Research and Studies
These tests are insensitive, late, and not preferred methods of detecting CO poisoning. Different hospital systems test for carbon monoxide in different ways. You must know how your hospital does it. Diagnosing CO poisoning is difficult due to its many possible manifestations. The schema above suggests some situations where testing may be considered.
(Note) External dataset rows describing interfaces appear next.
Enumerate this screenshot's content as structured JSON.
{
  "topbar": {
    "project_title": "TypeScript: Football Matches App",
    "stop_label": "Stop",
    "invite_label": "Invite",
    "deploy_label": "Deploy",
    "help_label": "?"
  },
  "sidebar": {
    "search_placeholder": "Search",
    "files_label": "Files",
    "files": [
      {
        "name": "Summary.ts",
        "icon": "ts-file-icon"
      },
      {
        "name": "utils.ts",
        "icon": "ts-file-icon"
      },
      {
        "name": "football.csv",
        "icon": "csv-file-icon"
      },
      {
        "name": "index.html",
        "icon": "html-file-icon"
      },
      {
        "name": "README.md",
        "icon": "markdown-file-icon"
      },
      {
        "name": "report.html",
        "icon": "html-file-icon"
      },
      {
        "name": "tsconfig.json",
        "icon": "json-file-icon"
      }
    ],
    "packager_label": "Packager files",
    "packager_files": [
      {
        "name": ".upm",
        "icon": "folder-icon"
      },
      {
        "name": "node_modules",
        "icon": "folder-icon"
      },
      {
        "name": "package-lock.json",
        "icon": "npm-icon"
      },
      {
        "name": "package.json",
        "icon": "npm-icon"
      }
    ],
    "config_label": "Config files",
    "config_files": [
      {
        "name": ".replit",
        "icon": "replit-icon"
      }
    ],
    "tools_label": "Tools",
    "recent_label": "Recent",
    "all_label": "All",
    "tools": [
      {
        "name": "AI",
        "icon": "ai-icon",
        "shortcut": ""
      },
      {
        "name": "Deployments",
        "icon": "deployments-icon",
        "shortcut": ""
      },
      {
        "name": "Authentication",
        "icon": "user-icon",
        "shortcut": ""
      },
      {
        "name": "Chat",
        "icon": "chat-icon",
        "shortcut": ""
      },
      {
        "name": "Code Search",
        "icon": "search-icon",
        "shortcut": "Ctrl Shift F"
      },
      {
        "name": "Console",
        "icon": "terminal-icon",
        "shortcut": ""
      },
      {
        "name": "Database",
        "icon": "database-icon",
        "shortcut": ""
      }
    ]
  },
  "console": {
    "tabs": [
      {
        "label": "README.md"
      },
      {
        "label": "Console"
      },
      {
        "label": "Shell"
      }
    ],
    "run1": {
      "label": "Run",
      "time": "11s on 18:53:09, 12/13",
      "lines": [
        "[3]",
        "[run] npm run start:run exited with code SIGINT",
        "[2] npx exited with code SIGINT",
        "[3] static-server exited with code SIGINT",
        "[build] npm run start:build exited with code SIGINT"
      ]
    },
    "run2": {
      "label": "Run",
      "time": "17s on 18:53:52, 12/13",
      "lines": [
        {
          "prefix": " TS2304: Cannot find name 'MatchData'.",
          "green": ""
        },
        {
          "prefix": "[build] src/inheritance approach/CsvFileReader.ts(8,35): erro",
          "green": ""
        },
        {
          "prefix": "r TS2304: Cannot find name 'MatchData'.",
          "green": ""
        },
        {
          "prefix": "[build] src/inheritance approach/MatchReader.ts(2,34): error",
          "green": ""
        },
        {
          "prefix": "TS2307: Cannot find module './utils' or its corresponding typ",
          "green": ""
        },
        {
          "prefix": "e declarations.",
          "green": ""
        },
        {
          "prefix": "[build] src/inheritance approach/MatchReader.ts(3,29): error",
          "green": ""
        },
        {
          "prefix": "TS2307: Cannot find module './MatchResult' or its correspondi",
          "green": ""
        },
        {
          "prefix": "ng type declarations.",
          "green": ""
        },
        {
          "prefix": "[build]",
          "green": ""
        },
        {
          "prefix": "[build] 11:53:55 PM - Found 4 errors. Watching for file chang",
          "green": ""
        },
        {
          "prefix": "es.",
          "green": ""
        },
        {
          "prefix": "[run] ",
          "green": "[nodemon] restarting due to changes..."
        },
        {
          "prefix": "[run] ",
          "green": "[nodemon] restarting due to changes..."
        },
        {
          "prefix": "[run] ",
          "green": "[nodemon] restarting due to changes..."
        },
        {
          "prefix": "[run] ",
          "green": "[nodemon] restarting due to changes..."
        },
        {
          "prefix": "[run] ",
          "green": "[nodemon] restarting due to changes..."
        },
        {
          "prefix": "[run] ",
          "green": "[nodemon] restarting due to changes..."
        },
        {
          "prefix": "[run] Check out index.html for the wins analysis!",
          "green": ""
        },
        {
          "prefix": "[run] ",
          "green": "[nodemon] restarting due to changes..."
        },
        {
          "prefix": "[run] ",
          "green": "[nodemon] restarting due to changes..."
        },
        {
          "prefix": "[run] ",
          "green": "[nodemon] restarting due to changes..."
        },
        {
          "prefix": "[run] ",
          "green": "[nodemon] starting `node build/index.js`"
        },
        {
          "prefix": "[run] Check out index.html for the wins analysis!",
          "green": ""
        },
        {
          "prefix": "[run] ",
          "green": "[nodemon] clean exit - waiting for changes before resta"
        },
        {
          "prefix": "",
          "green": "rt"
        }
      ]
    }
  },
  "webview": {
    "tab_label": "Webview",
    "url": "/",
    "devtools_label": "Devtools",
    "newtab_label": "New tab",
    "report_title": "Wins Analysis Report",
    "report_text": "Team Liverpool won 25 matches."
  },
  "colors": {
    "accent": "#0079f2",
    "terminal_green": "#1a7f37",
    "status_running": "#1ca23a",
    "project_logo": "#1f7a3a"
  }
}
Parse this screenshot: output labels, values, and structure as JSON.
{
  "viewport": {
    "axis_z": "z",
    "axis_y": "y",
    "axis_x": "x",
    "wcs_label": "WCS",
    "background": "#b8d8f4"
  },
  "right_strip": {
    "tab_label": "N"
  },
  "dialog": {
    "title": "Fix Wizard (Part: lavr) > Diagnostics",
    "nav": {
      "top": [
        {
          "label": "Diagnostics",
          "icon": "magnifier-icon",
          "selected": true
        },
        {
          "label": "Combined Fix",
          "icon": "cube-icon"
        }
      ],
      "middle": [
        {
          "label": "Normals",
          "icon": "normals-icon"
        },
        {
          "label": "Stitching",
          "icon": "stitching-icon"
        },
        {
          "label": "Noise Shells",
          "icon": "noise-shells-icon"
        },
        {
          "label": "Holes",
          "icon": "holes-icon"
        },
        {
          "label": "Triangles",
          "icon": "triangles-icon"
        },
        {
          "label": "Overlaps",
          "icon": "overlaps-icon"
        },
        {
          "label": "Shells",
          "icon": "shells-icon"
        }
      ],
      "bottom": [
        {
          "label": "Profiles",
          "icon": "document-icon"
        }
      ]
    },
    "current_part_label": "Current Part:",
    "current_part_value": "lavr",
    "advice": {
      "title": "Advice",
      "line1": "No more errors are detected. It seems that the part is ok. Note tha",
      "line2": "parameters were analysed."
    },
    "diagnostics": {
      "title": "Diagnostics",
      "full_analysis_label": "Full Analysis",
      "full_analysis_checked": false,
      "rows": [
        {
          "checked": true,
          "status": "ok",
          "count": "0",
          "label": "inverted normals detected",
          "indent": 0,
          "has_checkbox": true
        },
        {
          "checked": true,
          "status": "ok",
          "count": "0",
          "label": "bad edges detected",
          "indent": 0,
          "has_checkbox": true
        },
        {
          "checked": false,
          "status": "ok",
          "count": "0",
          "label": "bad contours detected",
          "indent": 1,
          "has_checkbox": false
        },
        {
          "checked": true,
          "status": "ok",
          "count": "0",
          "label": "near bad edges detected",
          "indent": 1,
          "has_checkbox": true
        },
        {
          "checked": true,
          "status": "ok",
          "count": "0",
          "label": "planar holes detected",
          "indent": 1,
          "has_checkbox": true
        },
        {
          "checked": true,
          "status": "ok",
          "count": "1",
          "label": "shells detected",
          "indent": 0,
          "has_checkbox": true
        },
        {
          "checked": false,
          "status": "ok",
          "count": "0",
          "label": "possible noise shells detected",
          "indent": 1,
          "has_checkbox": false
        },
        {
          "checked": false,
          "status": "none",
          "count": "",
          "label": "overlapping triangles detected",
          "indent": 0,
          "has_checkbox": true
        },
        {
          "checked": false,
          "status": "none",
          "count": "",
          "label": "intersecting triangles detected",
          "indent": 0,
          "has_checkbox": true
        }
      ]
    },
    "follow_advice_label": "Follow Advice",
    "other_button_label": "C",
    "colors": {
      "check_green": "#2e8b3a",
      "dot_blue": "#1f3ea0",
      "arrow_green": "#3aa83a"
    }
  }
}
Or that carbon monoxide is not a problem because they are in a huge building with lots of open space, like in an ice skating arena. CO is a highly toxic gas, that can kill at small concentrations of 0. High toxicity at low concentrations means that even in relatively loose spaces, or large buildings, concentrations can quickly build to dangerous concentrations when large sources of CO, such as a malfunctioning furnace or a gasoline engine, are operated indoors. The fact that CO is a colorless, odorless, tasteless, and non-irritating poison compounds the problem. When exposed to high concentrations persons become dizzy, are unable to stand or move out of the space, and often collapse.